When a line of the material has the word "webwxgetmsgimg" in it, copy that line.

-- Extracted material --
=== Begin Enclosure ===

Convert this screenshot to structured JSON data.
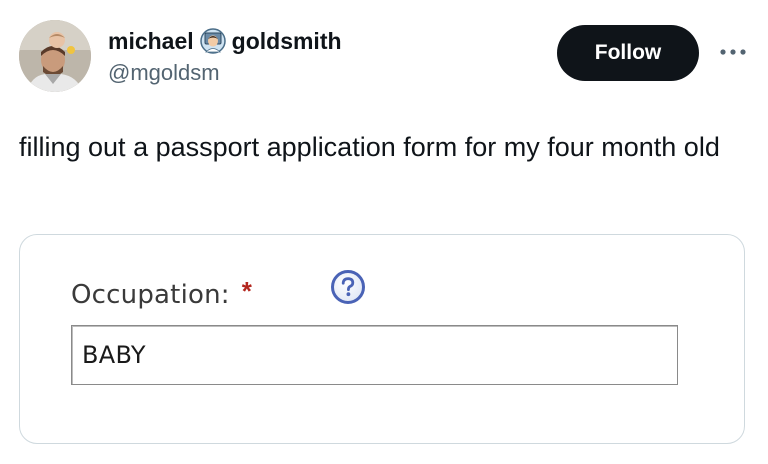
{
  "author": {
    "first_name": "michael",
    "last_name": "goldsmith",
    "name_icon": "man-technologist-emoji",
    "handle": "@mgoldsm",
    "avatar": "profile-photo"
  },
  "actions": {
    "follow_label": "Follow",
    "more_icon": "more-icon"
  },
  "tweet": {
    "text": "filling out a passport application form for my four month old"
  },
  "form": {
    "field_label": "Occupation:",
    "required_marker": "*",
    "help_icon": "help-icon",
    "field_value": "BABY"
  },
  "colors": {
    "follow_bg": "#0f1419",
    "handle_text": "#536471",
    "required_star": "#b3261e",
    "help_icon_blue": "#4a63b6",
    "card_border": "#cfd9de"
  }
}
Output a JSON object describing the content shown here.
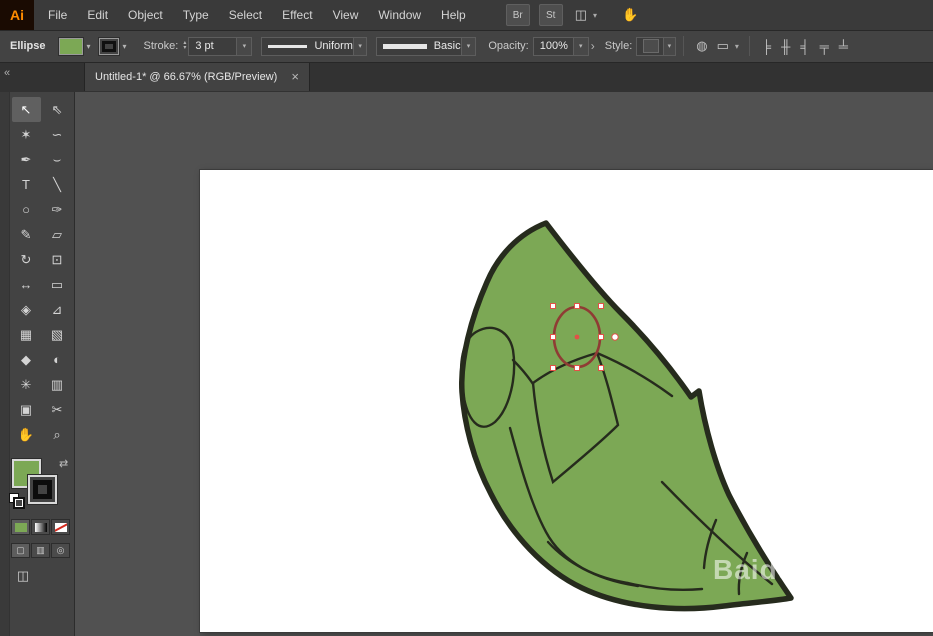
{
  "app": {
    "logo_text": "Ai",
    "menus": [
      {
        "name": "menu-file",
        "label": "File"
      },
      {
        "name": "menu-edit",
        "label": "Edit"
      },
      {
        "name": "menu-object",
        "label": "Object"
      },
      {
        "name": "menu-type",
        "label": "Type"
      },
      {
        "name": "menu-select",
        "label": "Select"
      },
      {
        "name": "menu-effect",
        "label": "Effect"
      },
      {
        "name": "menu-view",
        "label": "View"
      },
      {
        "name": "menu-window",
        "label": "Window"
      },
      {
        "name": "menu-help",
        "label": "Help"
      }
    ],
    "bridge_button_label": "Br",
    "stock_button_label": "St"
  },
  "glyphs": {
    "dropdown": "▾",
    "stepper_up": "▴",
    "stepper_down": "▾",
    "flyout": "›",
    "close": "×",
    "collapse": "«",
    "swap_fill_stroke": "⇄",
    "workspace_switcher": "◫",
    "touch_workspace": "✋",
    "recolor_artwork": "◍",
    "transform_panel": "▭",
    "screen_mode": "◫"
  },
  "control_bar": {
    "tool_name": "Ellipse",
    "stroke_label": "Stroke:",
    "stroke_weight": "3 pt",
    "variable_width_profile": "Uniform",
    "brush_definition": "Basic",
    "opacity_label": "Opacity:",
    "opacity_value": "100%",
    "style_label": "Style:",
    "align_icons": [
      {
        "name": "align-horizontal-left-icon",
        "glyph": "╞"
      },
      {
        "name": "align-horizontal-center-icon",
        "glyph": "╫"
      },
      {
        "name": "align-horizontal-right-icon",
        "glyph": "╡"
      },
      {
        "name": "align-vertical-top-icon",
        "glyph": "╤"
      },
      {
        "name": "align-vertical-bottom-icon",
        "glyph": "╧"
      }
    ]
  },
  "tab_bar": {
    "document_title": "Untitled-1* @ 66.67% (RGB/Preview)"
  },
  "toolbox": {
    "tools": [
      {
        "name": "selection-tool",
        "glyph": "↖",
        "selected": true
      },
      {
        "name": "direct-selection-tool",
        "glyph": "⇖"
      },
      {
        "name": "magic-wand-tool",
        "glyph": "✶"
      },
      {
        "name": "lasso-tool",
        "glyph": "∽"
      },
      {
        "name": "pen-tool",
        "glyph": "✒"
      },
      {
        "name": "curvature-tool",
        "glyph": "⌣"
      },
      {
        "name": "type-tool",
        "glyph": "T"
      },
      {
        "name": "line-segment-tool",
        "glyph": "╲"
      },
      {
        "name": "ellipse-tool",
        "glyph": "○"
      },
      {
        "name": "paintbrush-tool",
        "glyph": "✑"
      },
      {
        "name": "shaper-tool",
        "glyph": "✎"
      },
      {
        "name": "eraser-tool",
        "glyph": "▱"
      },
      {
        "name": "rotate-tool",
        "glyph": "↻"
      },
      {
        "name": "scale-tool",
        "glyph": "⊡"
      },
      {
        "name": "width-tool",
        "glyph": "↔"
      },
      {
        "name": "free-transform-tool",
        "glyph": "▭"
      },
      {
        "name": "shape-builder-tool",
        "glyph": "◈"
      },
      {
        "name": "perspective-grid-tool",
        "glyph": "⊿"
      },
      {
        "name": "mesh-tool",
        "glyph": "▦"
      },
      {
        "name": "gradient-tool",
        "glyph": "▧"
      },
      {
        "name": "eyedropper-tool",
        "glyph": "◆"
      },
      {
        "name": "blend-tool",
        "glyph": "◐"
      },
      {
        "name": "symbol-sprayer-tool",
        "glyph": "✳"
      },
      {
        "name": "column-graph-tool",
        "glyph": "▥"
      },
      {
        "name": "artboard-tool",
        "glyph": "▣"
      },
      {
        "name": "slice-tool",
        "glyph": "✂"
      },
      {
        "name": "hand-tool",
        "glyph": "✋"
      },
      {
        "name": "zoom-tool",
        "glyph": "⌕"
      }
    ],
    "draw_modes": [
      {
        "name": "draw-normal-mode-button",
        "glyph": "▢",
        "selected": true
      },
      {
        "name": "draw-behind-mode-button",
        "glyph": "▥"
      },
      {
        "name": "draw-inside-mode-button",
        "glyph": "◎"
      }
    ]
  },
  "document": {
    "watermark": "Baidu"
  },
  "colors": {
    "artwork_fill": "#7CA855",
    "artwork_outline": "#262b1d",
    "selection_accent": "#E05247",
    "ellipse_stroke": "#8F3C34"
  }
}
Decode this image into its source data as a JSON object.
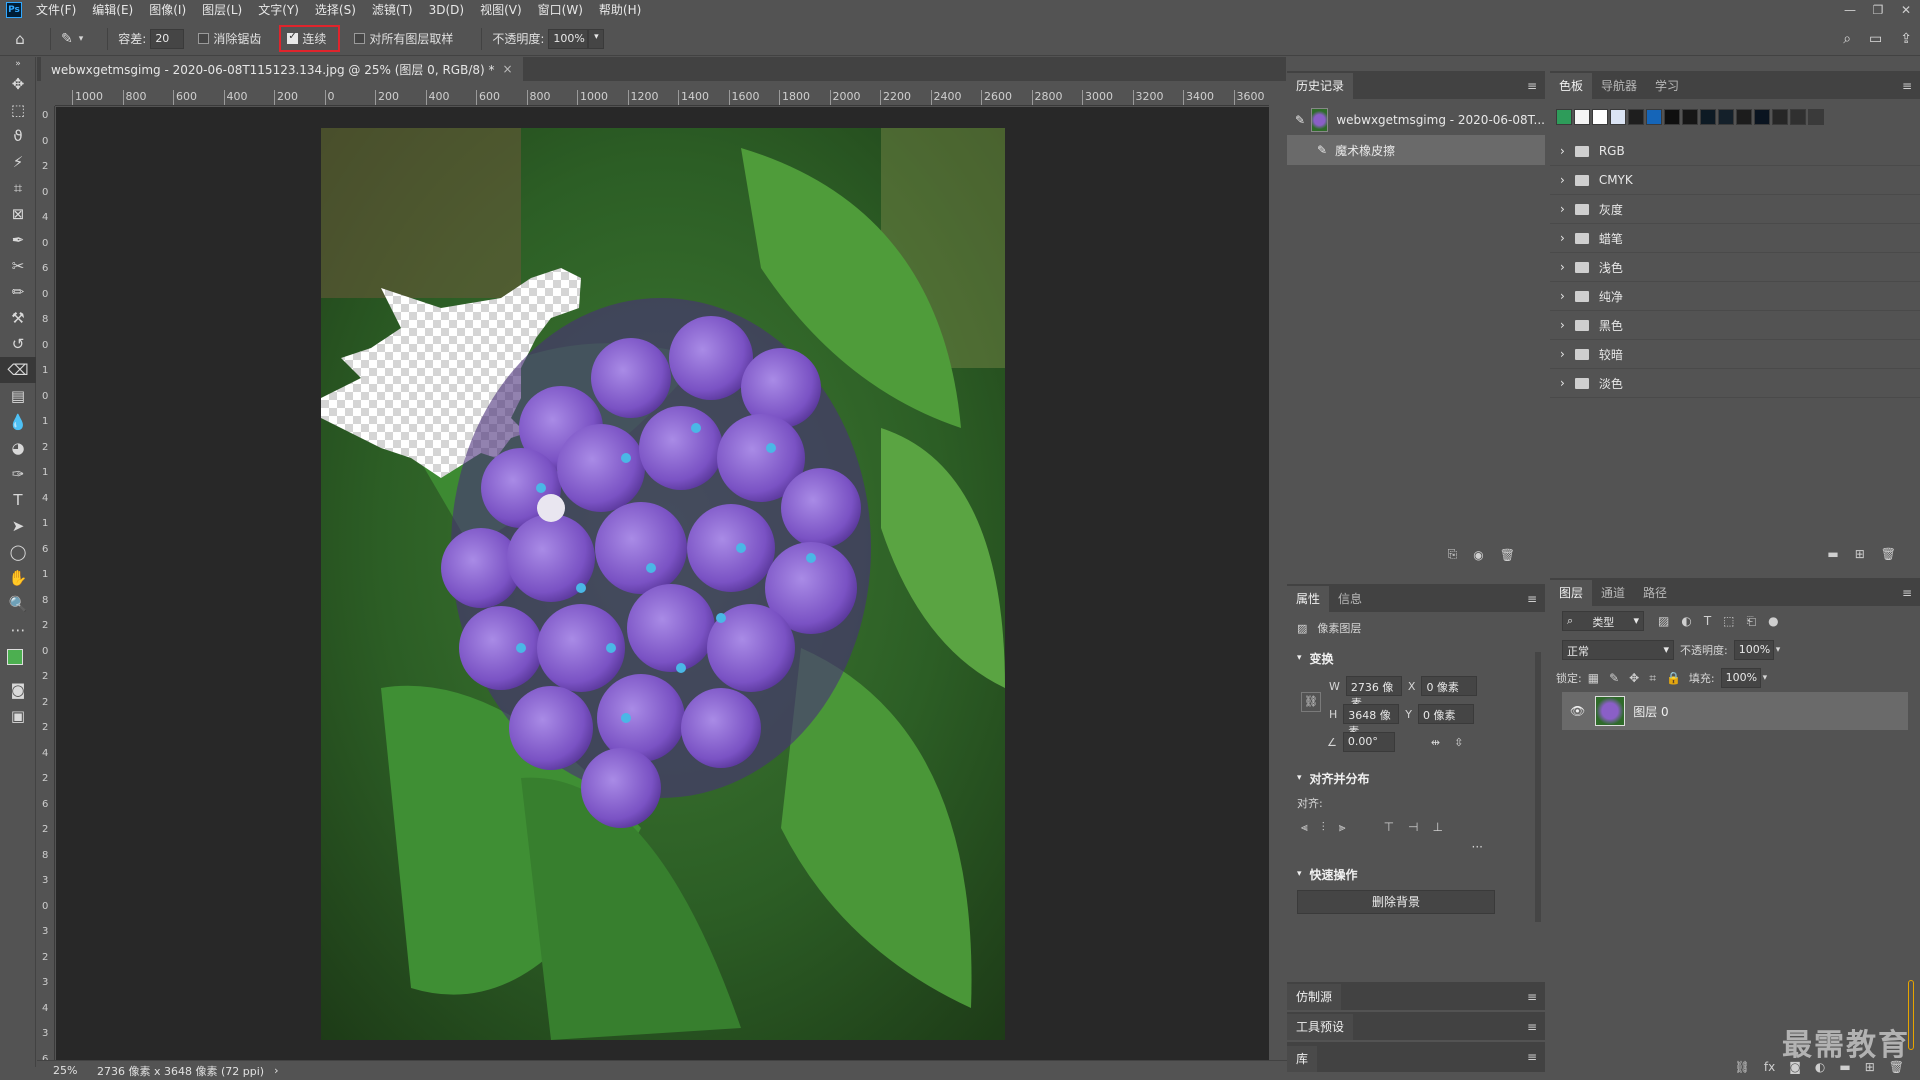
{
  "menubar": {
    "app_logo": "Ps",
    "items": [
      "文件(F)",
      "编辑(E)",
      "图像(I)",
      "图层(L)",
      "文字(Y)",
      "选择(S)",
      "滤镜(T)",
      "3D(D)",
      "视图(V)",
      "窗口(W)",
      "帮助(H)"
    ],
    "window_controls": [
      "—",
      "❐",
      "✕"
    ]
  },
  "options": {
    "tolerance_label": "容差:",
    "tolerance_value": "20",
    "antialias_label": "消除锯齿",
    "contiguous_label": "连续",
    "all_layers_label": "对所有图层取样",
    "opacity_label": "不透明度:",
    "opacity_value": "100%"
  },
  "document": {
    "tab_title": "webwxgetmsgimg - 2020-06-08T115123.134.jpg @ 25% (图层 0, RGB/8) *",
    "close_glyph": "×",
    "ruler_top_labels": [
      "1000",
      "800",
      "600",
      "400",
      "200",
      "0",
      "200",
      "400",
      "600",
      "800",
      "1000",
      "1200",
      "1400",
      "1600",
      "1800",
      "2000",
      "2200",
      "2400",
      "2600",
      "2800",
      "3000",
      "3200",
      "3400",
      "3600"
    ],
    "ruler_left_labels": [
      "0",
      "0",
      "2",
      "0",
      "4",
      "0",
      "6",
      "0",
      "8",
      "0",
      "1",
      "0",
      "1",
      "2",
      "1",
      "4",
      "1",
      "6",
      "1",
      "8",
      "2",
      "0",
      "2",
      "2",
      "2",
      "4",
      "2",
      "6",
      "2",
      "8",
      "3",
      "0",
      "3",
      "2",
      "3",
      "4",
      "3",
      "6"
    ]
  },
  "statusbar": {
    "zoom": "25%",
    "info": "2736 像素 x 3648 像素 (72 ppi)",
    "arrow": "›"
  },
  "history": {
    "tabs": [
      "历史记录"
    ],
    "snapshot_label": "webwxgetmsgimg - 2020-06-08T...",
    "steps": [
      "魔术橡皮擦"
    ]
  },
  "properties": {
    "tabs": [
      "属性",
      "信息"
    ],
    "layer_type": "像素图层",
    "transform_title": "变换",
    "w_label": "W",
    "w_value": "2736 像素",
    "h_label": "H",
    "h_value": "3648 像素",
    "x_label": "X",
    "x_value": "0 像素",
    "y_label": "Y",
    "y_value": "0 像素",
    "angle_value": "0.00°",
    "align_title": "对齐并分布",
    "align_label": "对齐:",
    "more": "···",
    "quick_title": "快速操作",
    "remove_bg_button": "删除背景"
  },
  "collapsed_panels": [
    "仿制源",
    "工具预设",
    "库"
  ],
  "swatches": {
    "tabs": [
      "色板",
      "导航器",
      "学习"
    ],
    "colors": [
      "#2e9c5a",
      "#f4f4f4",
      "#ffffff",
      "#dbe4f4",
      "#1e1e1e",
      "#1565b8",
      "#0f0f0f",
      "#161616",
      "#0d1a24",
      "#14202a",
      "#1c1c1c",
      "#0a1420",
      "#262626",
      "#303030",
      "#3a3a3a"
    ],
    "groups": [
      "RGB",
      "CMYK",
      "灰度",
      "蜡笔",
      "浅色",
      "纯净",
      "黑色",
      "较暗",
      "淡色"
    ]
  },
  "layers": {
    "tabs": [
      "图层",
      "通道",
      "路径"
    ],
    "filter_label": "类型",
    "blend_mode": "正常",
    "opacity_label": "不透明度:",
    "opacity_value": "100%",
    "lock_label": "锁定:",
    "fill_label": "填充:",
    "fill_value": "100%",
    "layer_name": "图层 0"
  },
  "watermark": "最需教育"
}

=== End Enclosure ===

-- Answer to the exercise --
    "tab_title": "webwxgetmsgimg - 2020-06-08T115123.134.jpg @ 25% (图层 0, RGB/8) *",
    "snapshot_label": "webwxgetmsgimg - 2020-06-08T...",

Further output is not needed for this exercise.